This is because some companies license ARM's CPU design and use it as is, while others only license the instruction set and create their own CPU based on the guidelines provided by ARM. Qualcomm is an example of the latter, which is why you see some of its dual-core processors clocked at higher speeds, such as 1.2GHz. Add to that different kinds of GPUs and various integrations of sub-processors and modems, and you're going to get some different results.
Again, I'll compare each of the manufacturers processors in a future column, but for the sake of sticking with the basics for this article, I left it out.
Dual-core and beyond
As I mentioned earlier, smartphones already do a lot of things, but the advent of dual-core processors has allowed them to do even more, such as 3D and 1080p HD video capture and playback. These chipsets consist of two CPU cores, running at 1GHz to 1.2GHz each, depending on the maker, but it would be a mistake to think that a dual-core processor equals double the speed of a single-core phone. The difference isn't quite that dramatic.
That said, you should enjoy faster Web browsing, smoother game play, quicker multitasking, and even improved battery life.
"When you have a single CPU core, you need to raise of the voltage of the CPU, which consumes a lot of power," said Sridhar Ramaswamy, senior technical marketing manager for Tegra at Nvidia. "With two cores, you're basically processing at half the frequency and not maxing out, so it better handles multitasking and multithreaded applications."
It's only going to get better too.
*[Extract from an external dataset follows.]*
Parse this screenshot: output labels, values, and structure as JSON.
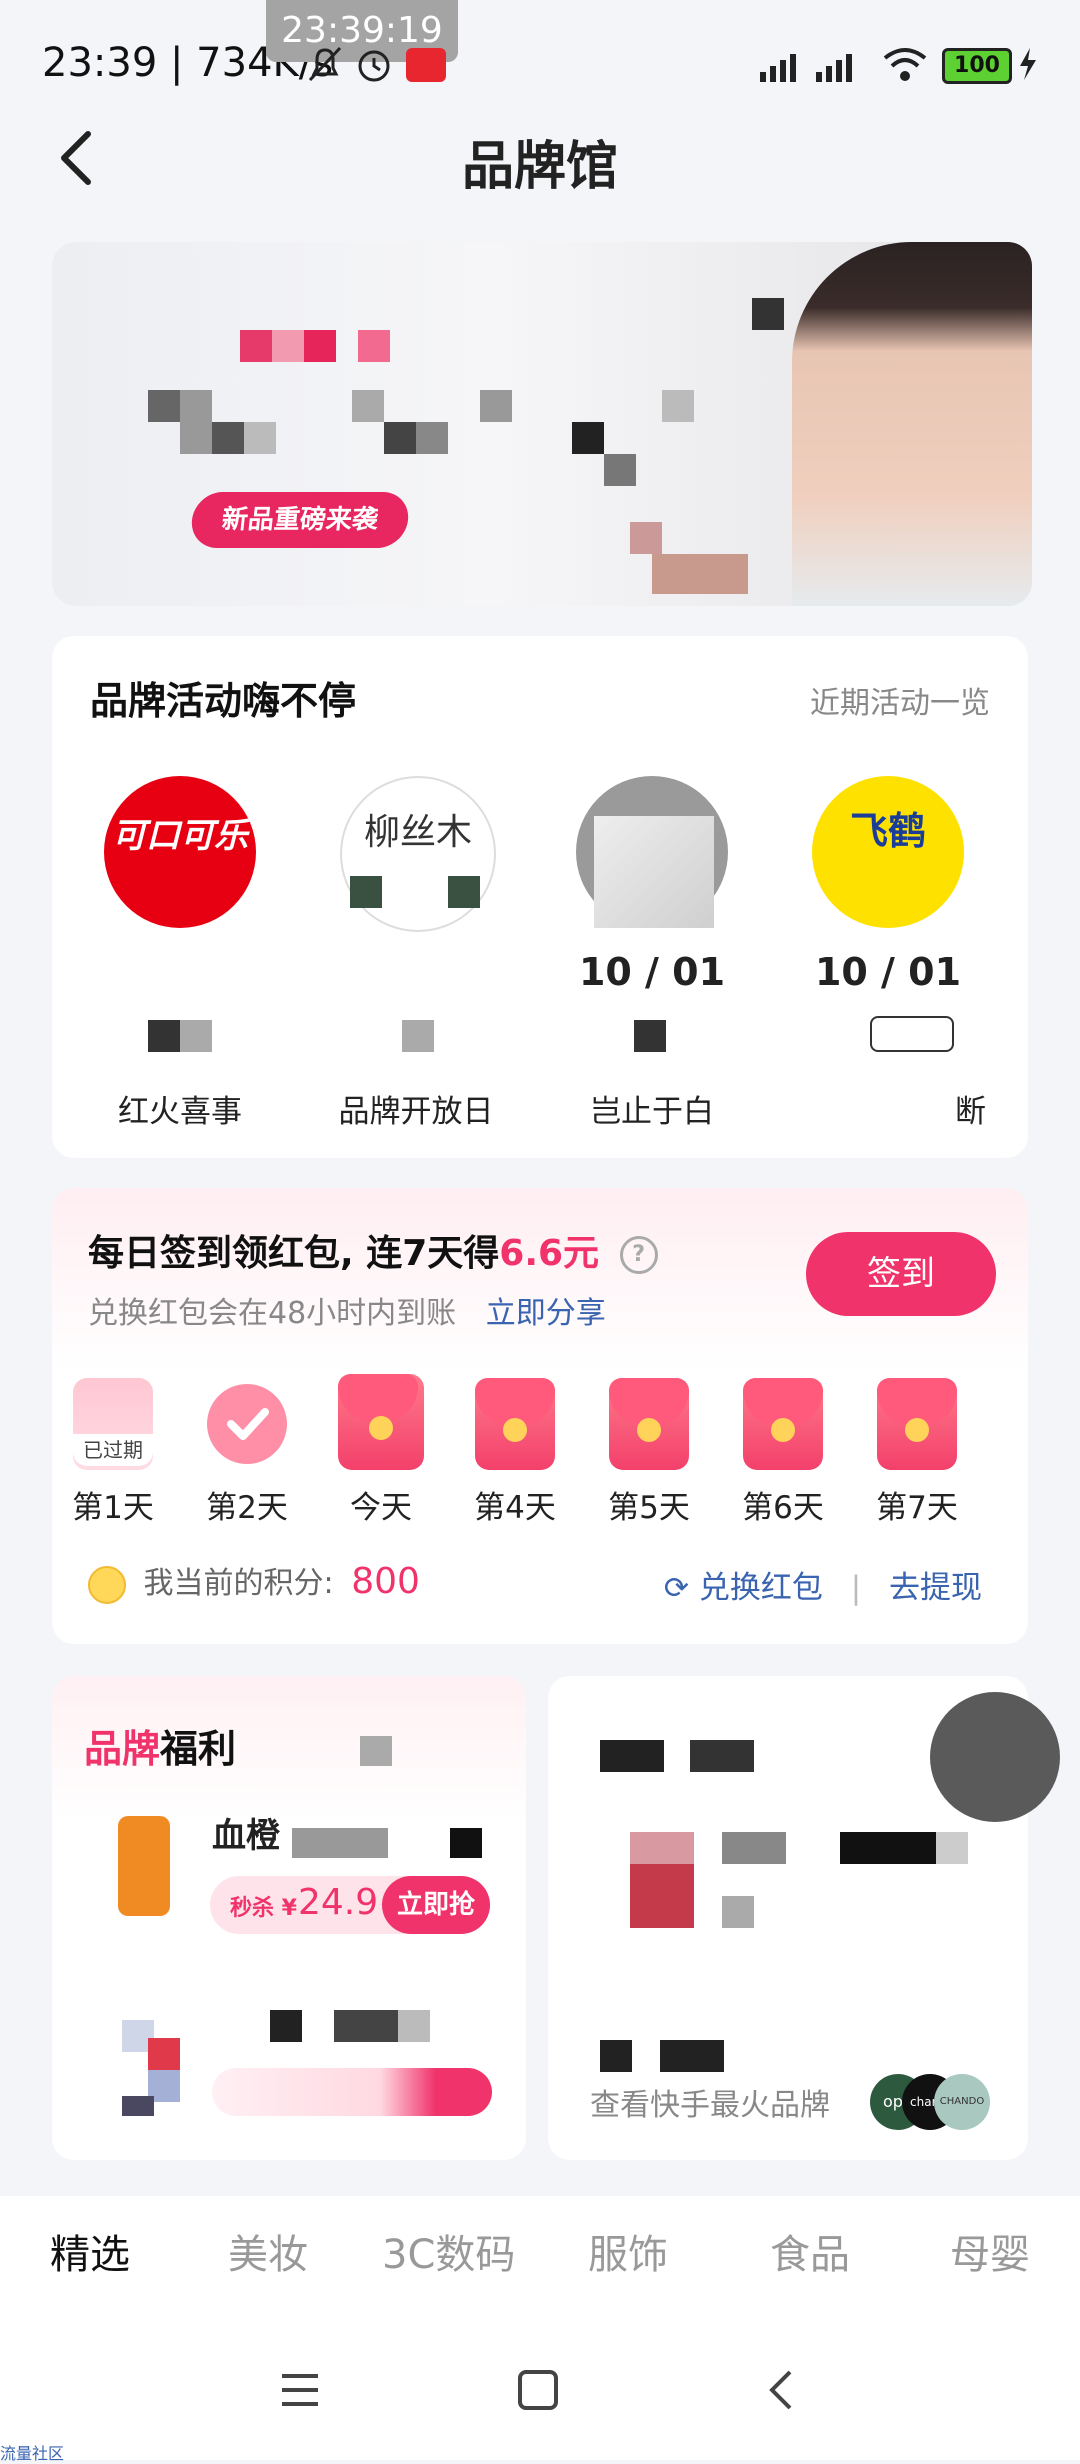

Several chipset makers, including Qualcomm, Nvidia, and TI, have already announced plans for quad-core processors. Nvidia began promoting its next-gen Kal-El quad-core CPU back in February with a scheduled release for this fall, and Qualcomm will follow in Q1 2012.
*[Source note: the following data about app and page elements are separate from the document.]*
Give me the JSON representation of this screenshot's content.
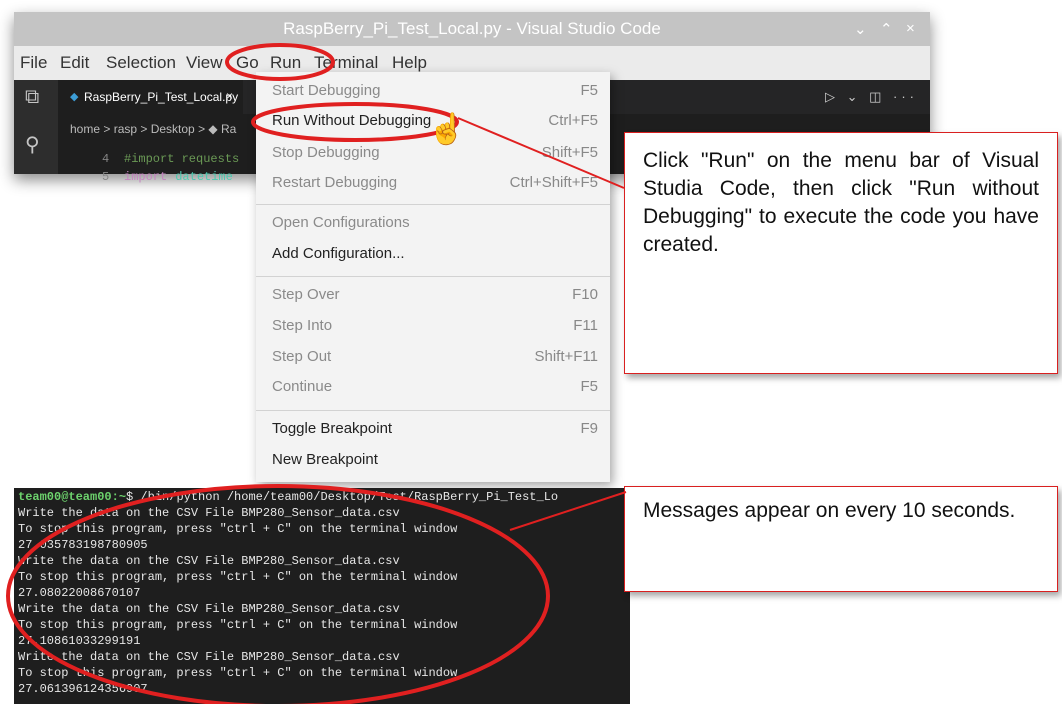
{
  "window": {
    "title": "RaspBerry_Pi_Test_Local.py - Visual Studio Code",
    "controls": [
      "⌄",
      "⌃",
      "×"
    ]
  },
  "menubar": [
    "File",
    "Edit",
    "Selection",
    "View",
    "Go",
    "Run",
    "Terminal",
    "Help"
  ],
  "editor": {
    "tab_name": "RaspBerry_Pi_Test_Local.py",
    "tab_close": "×",
    "breadcrumb": "home > rasp > Desktop > ◆ Ra",
    "lines": [
      {
        "num": "4",
        "text": "#import requests"
      },
      {
        "num": "5",
        "kw": "import",
        "mod": "datetime"
      }
    ],
    "actions": "▷ ⌄ ◫ ···"
  },
  "run_menu": {
    "items": [
      {
        "label": "Start Debugging",
        "shortcut": "F5",
        "state": "disabled"
      },
      {
        "label": "Run Without Debugging",
        "shortcut": "Ctrl+F5",
        "state": "enabled"
      },
      {
        "label": "Stop Debugging",
        "shortcut": "Shift+F5",
        "state": "disabled"
      },
      {
        "label": "Restart Debugging",
        "shortcut": "Ctrl+Shift+F5",
        "state": "disabled"
      },
      {
        "label": "Open Configurations",
        "shortcut": "",
        "state": "disabled"
      },
      {
        "label": "Add Configuration...",
        "shortcut": "",
        "state": "enabled"
      },
      {
        "label": "Step Over",
        "shortcut": "F10",
        "state": "disabled"
      },
      {
        "label": "Step Into",
        "shortcut": "F11",
        "state": "disabled"
      },
      {
        "label": "Step Out",
        "shortcut": "Shift+F11",
        "state": "disabled"
      },
      {
        "label": "Continue",
        "shortcut": "F5",
        "state": "disabled"
      },
      {
        "label": "Toggle Breakpoint",
        "shortcut": "F9",
        "state": "enabled"
      },
      {
        "label": "New Breakpoint",
        "shortcut": "",
        "state": "enabled"
      }
    ]
  },
  "terminal": {
    "prompt": "team00@team00:~",
    "command": "$ /bin/python /home/team00/Desktop/Test/RaspBerry_Pi_Test_Lo",
    "output": [
      "Write the data on the CSV File BMP280_Sensor_data.csv",
      "To stop this program, press \"ctrl + C\" on the terminal window",
      "27.035783198780905",
      "Write the data on the CSV File BMP280_Sensor_data.csv",
      "To stop this program, press \"ctrl + C\" on the terminal window",
      "27.08022008670107",
      "Write the data on the CSV File BMP280_Sensor_data.csv",
      "To stop this program, press \"ctrl + C\" on the terminal window",
      "27.10861033299191",
      "Write the data on the CSV File BMP280_Sensor_data.csv",
      "To stop this program, press \"ctrl + C\" on the terminal window",
      "27.061396124356907"
    ]
  },
  "callouts": {
    "run_instruction": "Click \"Run\" on the menu bar of Visual Studia Code, then click \"Run without Debugging\" to execute the code you have created.",
    "messages_note": "Messages appear on every 10 seconds."
  },
  "colors": {
    "highlight": "#e02020",
    "callout_border": "#d92020",
    "terminal_bg": "#1e1e1e"
  }
}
"Existing functions on smartphones will get better and better, as they will get more powerful and power-efficient," said Raj Talluri, vice president of product management at Qualcomm. "They'll also do more and more things, and we see the use of gestures, augmented reality, and increased wireless connectivity between devices becoming more popular in the future. Next year's smartphones are just going to be great products."